This is our fifteenth episode in our longer series on Nineteen Eighty-Four by George Orwell. Winston has a dream of his mother. Winston remembers his selfishness and how he abandoned his family during the Chocolate Incident. Winston and Julia have a conversation. They conclude that the Thought Police can’t get inside you — they can’t make you change what you feel. Your inner heart is impregnable. That’s a very nice thought. Dystopia CAN get inside you. It leaves you worse than you were before, but it CAN get inside of you. Soul force is not enough. You need a strong soul to resist.
This is our fourteenth episode in our longer series on Nineteen Eighty-Four by George Orwell. Winston finally meets O’Brien! Is this a signal? Is this a call from the resistance to the Party? It’s actually a false-flag operation by the Thought Police, but we’ll get to that in another episode. We see Orwell’s foreshadowing in full force.
This is episode two of two on All the President’s Men, a film directed by Alan J. Pakula, starring Robert Redford and Dustin Hoffman. In this episode, we look at what this film has to say about the media and how it works. Woodward and Bernstein did a lot of tedious checking up. In turn, their editor checked up on them! Editorial oversight really plays a big role in this film. Working relationships between the press and public officials are also very important for getting the truth out: if they can trust each other, they can help each other. The press bring moral confrontation against public evils, but how heavy is their burden of proof? What about anonymous source confidentiality?

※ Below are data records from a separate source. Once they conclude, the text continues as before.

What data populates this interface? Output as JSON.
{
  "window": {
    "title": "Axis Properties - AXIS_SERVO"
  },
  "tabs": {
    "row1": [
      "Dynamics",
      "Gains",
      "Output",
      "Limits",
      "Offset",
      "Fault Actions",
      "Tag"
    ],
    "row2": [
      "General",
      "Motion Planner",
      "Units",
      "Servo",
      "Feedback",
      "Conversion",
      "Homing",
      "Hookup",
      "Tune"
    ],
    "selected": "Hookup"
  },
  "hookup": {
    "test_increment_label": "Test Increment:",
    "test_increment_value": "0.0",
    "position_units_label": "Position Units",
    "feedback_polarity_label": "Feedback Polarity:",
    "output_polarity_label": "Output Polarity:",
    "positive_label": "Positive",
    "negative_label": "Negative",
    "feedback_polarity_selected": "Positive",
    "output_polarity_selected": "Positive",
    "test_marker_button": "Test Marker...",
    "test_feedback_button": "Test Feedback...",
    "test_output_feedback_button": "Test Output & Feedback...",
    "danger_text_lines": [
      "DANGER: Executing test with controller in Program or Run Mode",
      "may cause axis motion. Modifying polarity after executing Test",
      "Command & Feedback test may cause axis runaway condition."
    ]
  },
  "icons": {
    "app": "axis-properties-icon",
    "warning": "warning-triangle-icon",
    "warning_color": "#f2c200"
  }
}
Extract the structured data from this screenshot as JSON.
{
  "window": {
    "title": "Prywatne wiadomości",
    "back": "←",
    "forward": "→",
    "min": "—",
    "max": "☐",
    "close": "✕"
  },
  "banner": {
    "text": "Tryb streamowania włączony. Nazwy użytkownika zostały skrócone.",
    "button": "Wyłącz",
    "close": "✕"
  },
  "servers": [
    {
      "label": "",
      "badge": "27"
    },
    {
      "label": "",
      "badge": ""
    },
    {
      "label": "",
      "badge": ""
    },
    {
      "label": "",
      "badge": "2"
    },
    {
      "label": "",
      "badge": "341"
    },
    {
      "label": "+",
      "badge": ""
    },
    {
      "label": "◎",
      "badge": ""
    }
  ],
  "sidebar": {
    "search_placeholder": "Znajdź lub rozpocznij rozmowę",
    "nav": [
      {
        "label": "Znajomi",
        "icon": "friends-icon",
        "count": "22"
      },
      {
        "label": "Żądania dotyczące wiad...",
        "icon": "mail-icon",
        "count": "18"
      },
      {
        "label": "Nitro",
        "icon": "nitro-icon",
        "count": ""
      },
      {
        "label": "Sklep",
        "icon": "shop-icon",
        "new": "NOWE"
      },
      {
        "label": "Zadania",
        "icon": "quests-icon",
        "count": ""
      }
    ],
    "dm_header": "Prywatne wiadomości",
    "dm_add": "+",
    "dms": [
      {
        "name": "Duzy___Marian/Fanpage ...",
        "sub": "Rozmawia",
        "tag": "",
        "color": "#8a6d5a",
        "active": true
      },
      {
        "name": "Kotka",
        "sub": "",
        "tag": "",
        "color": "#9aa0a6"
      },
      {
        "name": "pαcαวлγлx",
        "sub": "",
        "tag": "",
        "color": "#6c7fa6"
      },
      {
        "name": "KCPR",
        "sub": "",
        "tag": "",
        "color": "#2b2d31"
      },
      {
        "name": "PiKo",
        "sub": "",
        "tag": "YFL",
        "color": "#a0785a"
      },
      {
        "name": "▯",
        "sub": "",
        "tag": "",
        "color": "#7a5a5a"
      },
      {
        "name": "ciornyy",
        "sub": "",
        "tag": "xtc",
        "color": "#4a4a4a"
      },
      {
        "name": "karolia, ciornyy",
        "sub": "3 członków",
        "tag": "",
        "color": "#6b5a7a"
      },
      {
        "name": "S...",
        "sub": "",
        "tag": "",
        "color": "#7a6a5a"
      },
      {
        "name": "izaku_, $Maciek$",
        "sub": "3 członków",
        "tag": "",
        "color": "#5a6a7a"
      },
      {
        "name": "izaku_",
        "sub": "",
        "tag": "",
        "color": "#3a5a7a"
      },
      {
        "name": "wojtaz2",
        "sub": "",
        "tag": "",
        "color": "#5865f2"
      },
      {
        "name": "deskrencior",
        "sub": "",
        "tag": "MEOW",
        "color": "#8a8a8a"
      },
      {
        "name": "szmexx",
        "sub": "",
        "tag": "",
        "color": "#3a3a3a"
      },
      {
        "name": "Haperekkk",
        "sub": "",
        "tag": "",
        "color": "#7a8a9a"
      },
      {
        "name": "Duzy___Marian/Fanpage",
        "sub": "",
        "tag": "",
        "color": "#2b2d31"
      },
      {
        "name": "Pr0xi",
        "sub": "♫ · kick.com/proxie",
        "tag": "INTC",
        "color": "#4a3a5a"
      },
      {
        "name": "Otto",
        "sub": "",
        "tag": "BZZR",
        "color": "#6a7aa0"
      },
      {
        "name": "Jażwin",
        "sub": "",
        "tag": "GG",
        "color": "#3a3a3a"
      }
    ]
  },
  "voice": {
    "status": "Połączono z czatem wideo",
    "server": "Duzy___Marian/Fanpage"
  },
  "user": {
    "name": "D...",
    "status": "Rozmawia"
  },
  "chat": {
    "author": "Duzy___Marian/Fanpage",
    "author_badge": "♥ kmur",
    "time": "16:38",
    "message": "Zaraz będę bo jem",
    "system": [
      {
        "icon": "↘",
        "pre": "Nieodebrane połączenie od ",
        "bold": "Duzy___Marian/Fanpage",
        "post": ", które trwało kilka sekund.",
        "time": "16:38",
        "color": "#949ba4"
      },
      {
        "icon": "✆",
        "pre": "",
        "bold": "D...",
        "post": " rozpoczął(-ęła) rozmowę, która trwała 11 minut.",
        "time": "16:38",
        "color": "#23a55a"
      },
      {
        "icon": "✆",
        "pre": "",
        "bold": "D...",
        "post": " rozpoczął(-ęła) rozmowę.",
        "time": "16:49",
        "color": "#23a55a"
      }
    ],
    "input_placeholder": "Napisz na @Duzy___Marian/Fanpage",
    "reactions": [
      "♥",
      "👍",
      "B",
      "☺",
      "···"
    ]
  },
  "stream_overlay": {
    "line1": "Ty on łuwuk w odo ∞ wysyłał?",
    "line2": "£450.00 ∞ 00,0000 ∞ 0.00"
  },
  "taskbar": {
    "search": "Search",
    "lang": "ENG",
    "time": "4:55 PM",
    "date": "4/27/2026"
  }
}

This is episode one of two on All the President’s Men, a film directed by Alan J. Pakula, starring Robert Redford and Dustin Hoffman. In this episode, we look at the relationship between media and politics. Woodstein reporting brought down the Nixon presidency because it was truly on to something. The Fourth Branch of Government has real influence, but it must be truly independent and not fall to its own version of regulatory capture. The press aren’t the police, but they do have a responsibility to the public not to cry wolf. A bad press is like a compromised immune system.